I want to talk to someone! Is there an alternative to the Internet Report Form?

The Internet Report Form has been a boon for the New England Weather Net during times when we have incredibly poor band conditions.  But it’s not for everyone.  There is an alternative that keeps a little closer to Ham Radio but it still uses the Internet.  It is D-STAR,  a digital mode that uses 2 Meters or 440 cms mostly.

You don’t need to buy a D-STAR radio to take advantage of D-STAR, you can use a DV Dongle, a small device that connects to your PC or Apple computer and allows you to access any D-STAR reflector, repeater and, therefore, any D-STAR user in on Earth, now even in Space!  See:  http://www.dvdongle.com/DV_Dongle/Home.html.  Prices vary between $200 and $300, far less expensive than an ICOM or Kenwood enabled base or handheld radio.  You don’t need to be close to a D-STAR repeater; all you need is an Internet connection.

As Net Manager, I monitor 3.905 and my D-STAR repeater (KB1ZEG module C at 145.210 KHz with a -600 Hz offset.   The D-STAR repeater is linked to a Reflector 050C.  I can hear stations on Cape Cod, the greater Boston area, all of New England, and even Florida or beyond.  W1JGR and K1CB check in with me frequently when they can’t get through to Net Control on 3.905 but I can.

This is how my dual band Icom 9100 is set up every morning.  Click on a button and I can switch back and forth between bands, transmit on the top one and listen to both at the same time.

D-STAR sounds ominous but it is really pretty simple.   If anyone wants to look into a DV-DONGLE, feel free to contact me and I’d be glad to help.  I’m sure that K1CB and Q1JGR would also be glad to help.

Dick, K1MGH



When we get a new station checking in with us I go to QRZ.com and get some info about them.  One of the things I do is click on “show map” to see if their QTH is close to anywhere that I would recognize.  I did that a week or two ago and noticed another tab at the bottom of the map, “Explore on HamGrid Maps” and it showed their QTH and the boundaries of their Madenhead Grid square and all the hams in their immediate neighborhood.  When I clicked on adjacent areas another grid square showed up and displayed all the ham stations in that grid.  So I tried it on my own call sign and started clicking like mad until I had covered all of southeastern Massachusetts.  Here’s what I ended up with:

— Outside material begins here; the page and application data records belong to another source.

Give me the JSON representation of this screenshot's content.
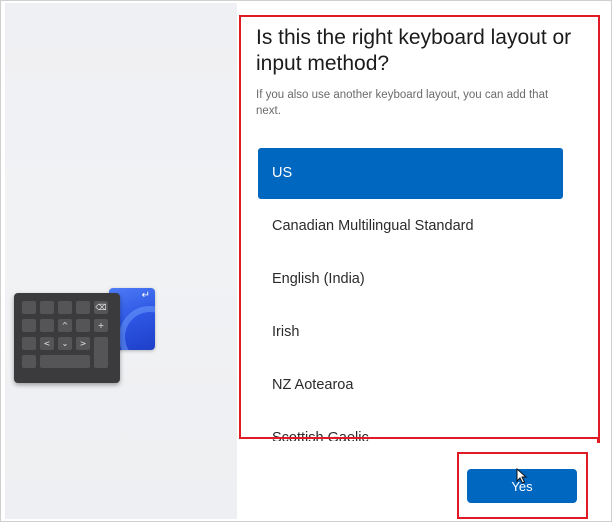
{
  "setup": {
    "heading": "Is this the right keyboard layout or input method?",
    "subtext": "If you also use another keyboard layout, you can add that next.",
    "layouts": [
      {
        "label": "US",
        "selected": true
      },
      {
        "label": "Canadian Multilingual Standard",
        "selected": false
      },
      {
        "label": "English (India)",
        "selected": false
      },
      {
        "label": "Irish",
        "selected": false
      },
      {
        "label": "NZ Aotearoa",
        "selected": false
      },
      {
        "label": "Scottish Gaelic",
        "selected": false
      }
    ],
    "yes_label": "Yes"
  },
  "illustration": {
    "enter_glyph": "↵",
    "keys": [
      "",
      "",
      "",
      "",
      "⌫",
      "",
      "",
      "^",
      "",
      "+",
      "",
      "<",
      "⌄",
      ">",
      ""
    ]
  },
  "colors": {
    "accent": "#0067c0",
    "annotation": "#e01b24",
    "heading_text": "#1b1b1b",
    "subtext": "#6b6b6b"
  },
  "icons": {
    "keyboard": "keyboard-illustration-icon",
    "cursor": "mouse-pointer-icon"
  }
}
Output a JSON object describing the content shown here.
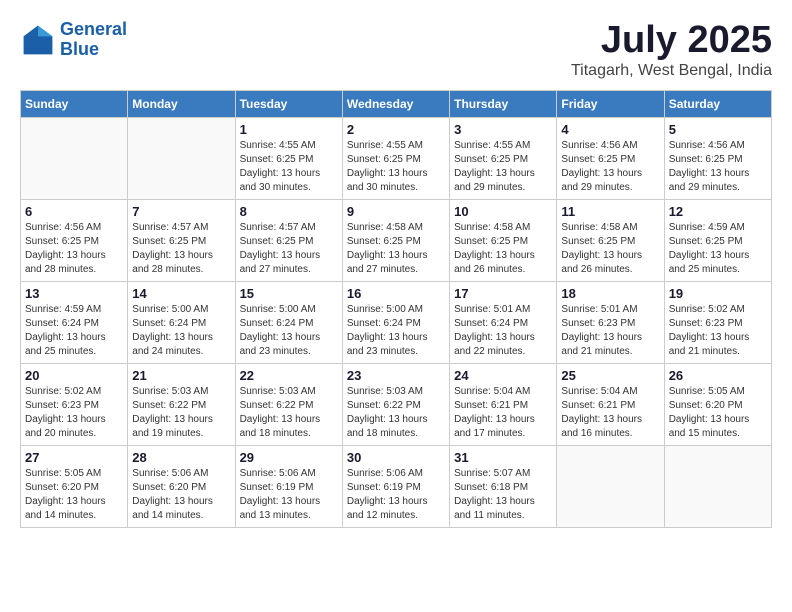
{
  "logo": {
    "name1": "General",
    "name2": "Blue"
  },
  "title": "July 2025",
  "subtitle": "Titagarh, West Bengal, India",
  "days_of_week": [
    "Sunday",
    "Monday",
    "Tuesday",
    "Wednesday",
    "Thursday",
    "Friday",
    "Saturday"
  ],
  "weeks": [
    [
      {
        "day": "",
        "info": ""
      },
      {
        "day": "",
        "info": ""
      },
      {
        "day": "1",
        "info": "Sunrise: 4:55 AM\nSunset: 6:25 PM\nDaylight: 13 hours and 30 minutes."
      },
      {
        "day": "2",
        "info": "Sunrise: 4:55 AM\nSunset: 6:25 PM\nDaylight: 13 hours and 30 minutes."
      },
      {
        "day": "3",
        "info": "Sunrise: 4:55 AM\nSunset: 6:25 PM\nDaylight: 13 hours and 29 minutes."
      },
      {
        "day": "4",
        "info": "Sunrise: 4:56 AM\nSunset: 6:25 PM\nDaylight: 13 hours and 29 minutes."
      },
      {
        "day": "5",
        "info": "Sunrise: 4:56 AM\nSunset: 6:25 PM\nDaylight: 13 hours and 29 minutes."
      }
    ],
    [
      {
        "day": "6",
        "info": "Sunrise: 4:56 AM\nSunset: 6:25 PM\nDaylight: 13 hours and 28 minutes."
      },
      {
        "day": "7",
        "info": "Sunrise: 4:57 AM\nSunset: 6:25 PM\nDaylight: 13 hours and 28 minutes."
      },
      {
        "day": "8",
        "info": "Sunrise: 4:57 AM\nSunset: 6:25 PM\nDaylight: 13 hours and 27 minutes."
      },
      {
        "day": "9",
        "info": "Sunrise: 4:58 AM\nSunset: 6:25 PM\nDaylight: 13 hours and 27 minutes."
      },
      {
        "day": "10",
        "info": "Sunrise: 4:58 AM\nSunset: 6:25 PM\nDaylight: 13 hours and 26 minutes."
      },
      {
        "day": "11",
        "info": "Sunrise: 4:58 AM\nSunset: 6:25 PM\nDaylight: 13 hours and 26 minutes."
      },
      {
        "day": "12",
        "info": "Sunrise: 4:59 AM\nSunset: 6:25 PM\nDaylight: 13 hours and 25 minutes."
      }
    ],
    [
      {
        "day": "13",
        "info": "Sunrise: 4:59 AM\nSunset: 6:24 PM\nDaylight: 13 hours and 25 minutes."
      },
      {
        "day": "14",
        "info": "Sunrise: 5:00 AM\nSunset: 6:24 PM\nDaylight: 13 hours and 24 minutes."
      },
      {
        "day": "15",
        "info": "Sunrise: 5:00 AM\nSunset: 6:24 PM\nDaylight: 13 hours and 23 minutes."
      },
      {
        "day": "16",
        "info": "Sunrise: 5:00 AM\nSunset: 6:24 PM\nDaylight: 13 hours and 23 minutes."
      },
      {
        "day": "17",
        "info": "Sunrise: 5:01 AM\nSunset: 6:24 PM\nDaylight: 13 hours and 22 minutes."
      },
      {
        "day": "18",
        "info": "Sunrise: 5:01 AM\nSunset: 6:23 PM\nDaylight: 13 hours and 21 minutes."
      },
      {
        "day": "19",
        "info": "Sunrise: 5:02 AM\nSunset: 6:23 PM\nDaylight: 13 hours and 21 minutes."
      }
    ],
    [
      {
        "day": "20",
        "info": "Sunrise: 5:02 AM\nSunset: 6:23 PM\nDaylight: 13 hours and 20 minutes."
      },
      {
        "day": "21",
        "info": "Sunrise: 5:03 AM\nSunset: 6:22 PM\nDaylight: 13 hours and 19 minutes."
      },
      {
        "day": "22",
        "info": "Sunrise: 5:03 AM\nSunset: 6:22 PM\nDaylight: 13 hours and 18 minutes."
      },
      {
        "day": "23",
        "info": "Sunrise: 5:03 AM\nSunset: 6:22 PM\nDaylight: 13 hours and 18 minutes."
      },
      {
        "day": "24",
        "info": "Sunrise: 5:04 AM\nSunset: 6:21 PM\nDaylight: 13 hours and 17 minutes."
      },
      {
        "day": "25",
        "info": "Sunrise: 5:04 AM\nSunset: 6:21 PM\nDaylight: 13 hours and 16 minutes."
      },
      {
        "day": "26",
        "info": "Sunrise: 5:05 AM\nSunset: 6:20 PM\nDaylight: 13 hours and 15 minutes."
      }
    ],
    [
      {
        "day": "27",
        "info": "Sunrise: 5:05 AM\nSunset: 6:20 PM\nDaylight: 13 hours and 14 minutes."
      },
      {
        "day": "28",
        "info": "Sunrise: 5:06 AM\nSunset: 6:20 PM\nDaylight: 13 hours and 14 minutes."
      },
      {
        "day": "29",
        "info": "Sunrise: 5:06 AM\nSunset: 6:19 PM\nDaylight: 13 hours and 13 minutes."
      },
      {
        "day": "30",
        "info": "Sunrise: 5:06 AM\nSunset: 6:19 PM\nDaylight: 13 hours and 12 minutes."
      },
      {
        "day": "31",
        "info": "Sunrise: 5:07 AM\nSunset: 6:18 PM\nDaylight: 13 hours and 11 minutes."
      },
      {
        "day": "",
        "info": ""
      },
      {
        "day": "",
        "info": ""
      }
    ]
  ]
}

Every dot is a ham radio station.  Try it and have some fun!



That’s a frustrating situation for both the Net Control and the station trying to check in! We have a good solution to that with the addition of the “Report Online” option that’s available on our website. Fill in the data and click on the “submit” tab. The Net Control will receive your data almost immediately.

Now we have found a more pleasing, for the station and the Net Control, solution. A group in Pennsylvania has put access to a Software Defined Radio on the Internet. That radio serves as a reflector, it will receive your signal and then retransmit it from their Qth. Their location is at a good position to receive stations that are too close to the Net Control for good reception in poor band conditions. If you tune into 3.905KHz you will hear Net Control. When there is a lull, call on 3.905 and give your roster number and call sign. You will hear your transmission a second or two into your transmission and then you will hear Net Control doing the readback. Neat!!!!

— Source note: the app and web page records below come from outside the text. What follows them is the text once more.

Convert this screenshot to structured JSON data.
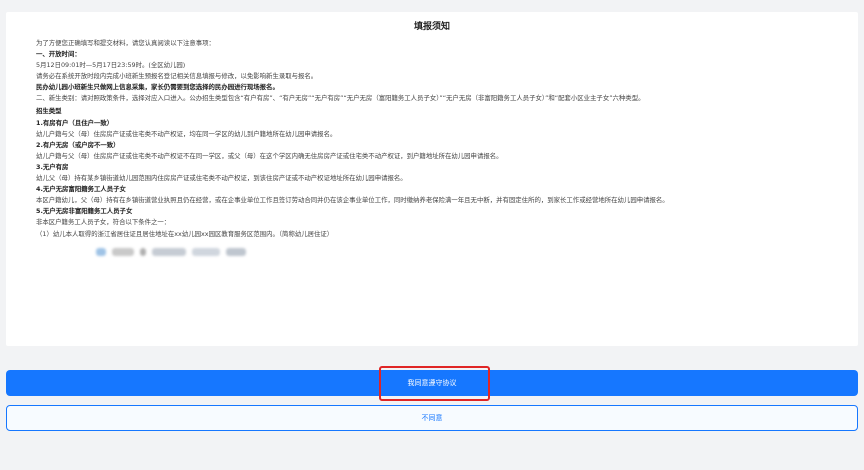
{
  "notice": {
    "title": "填报须知",
    "lines": [
      "为了方便您正确填写和提交材料，请您认真阅读以下注意事项：",
      "一、开放时间：",
      "5月12日09:01时—5月17日23:59时。(全区幼儿园)",
      "请务必在系统开放时段内完成小班新生预报名登记相关信息填报与修改，以免影响新生录取与报名。",
      "民办幼儿园小班新生只做网上信息采集，家长仍需要到您选择的民办园进行现场报名。",
      "二、新生类别：请对照政策条件，选择对应入口进入。公办招生类型包含“有户有房”、“有户无房”“无户有房”“无户无房（富阳籍务工人员子女）”“无户无房（非富阳籍务工人员子女）”和“配套小区业主子女”六种类型。",
      "招生类型",
      "1.有房有户（且住户一致）",
      "幼儿户籍与父（母）住房房产证或住宅类不动产权证，均在同一学区的幼儿到户籍地所在幼儿园申请报名。",
      "2.有户无房（或户房不一致）",
      "幼儿户籍与父（母）住房房产证或住宅类不动产权证不在同一学区，或父（母）在这个学区内确无住房房产证或住宅类不动产权证，到户籍地址所在幼儿园申请报名。",
      "3.无户有房",
      "幼儿父（母）持有某乡镇街道幼儿园范围内住房房产证或住宅类不动产权证，到该住房产证或不动产权证地址所在幼儿园申请报名。",
      "4.无户无房富阳籍务工人员子女",
      "本区户籍幼儿，父（母）持有在乡镇街道营业执照且仍在经营，或在企事业单位工作且签订劳动合同并仍在该企事业单位工作，同时缴纳养老保险满一年且无中断，并有固定住所的，到家长工作或经营地所在幼儿园申请报名。",
      "5.无户无房非富阳籍务工人员子女",
      "非本区户籍务工人员子女，符合以下条件之一：",
      "（1）幼儿本人取得的浙江省居住证且居住地址在xx幼儿园xx园区教育服务区范围内。（简称幼儿居住证）"
    ]
  },
  "buttons": {
    "agree": "我同意遵守协议",
    "disagree": "不同意"
  },
  "colors": {
    "primary": "#1677ff",
    "highlight": "#e02525"
  }
}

A much wetter, colder and snowier than normal January herein the northern part of Acushnet.  It was the wettest January ( 7.23″ ) in 20years.  January 1998 saw 8.32″ of precipitation.

Most memorable though is the bitter 7 day cold start of January which featured 3 mornings of below zero temperatures, a potent offshore low dropping the barometer to 28.75″ here, and producing a rain to heavy wet 6″ of snow with wind and flash freeze.  It was the most below zero days in January since 2005 had a total of 5.

A short mild spell followed with a 3.20″ rain and wind event toward mid month.  Then not too bad with seasonable temperatures and bare  ground until a months ending fluff factor snow left behind a surprising 8.5″ on the ground.

January 2018 Acushnet, Mass.       41deg,44min N     70deg,55min W

Ave High     37.1 deg.; Ave Low     19.4 deg.; Jan Mean  28.3 deg. is 1.7 deg. below normal

High Temp     60 deg. on Jan. 13th.; Low Temp    -05 deg. below on Jan. 7th.; Days 0 or below     3

Total Precip.     7.23″ is 2.91″ above normal; Max 24hr. Precip.     3.20″ on Jan. 12-13th.

Snowfall     16.0″ is 5.3″ above normal;Max 24hr. Snowfall     8.5″ on Jan. 30th.

Total 2018 Precip.    7.23″ is 2.91″ above normal; Season Snowfall (dec,jan)     21.9″

T- Storm Days    1; High Wind Gust     44 mph on Jan. 5th.; Heating Degree Days     1147; Cooling Degree Days     0

High Barometer     30.68″ on Jan. 15th.; Low Barometer      28.75″ on Jan. 4

Tom Carr, WA1KDD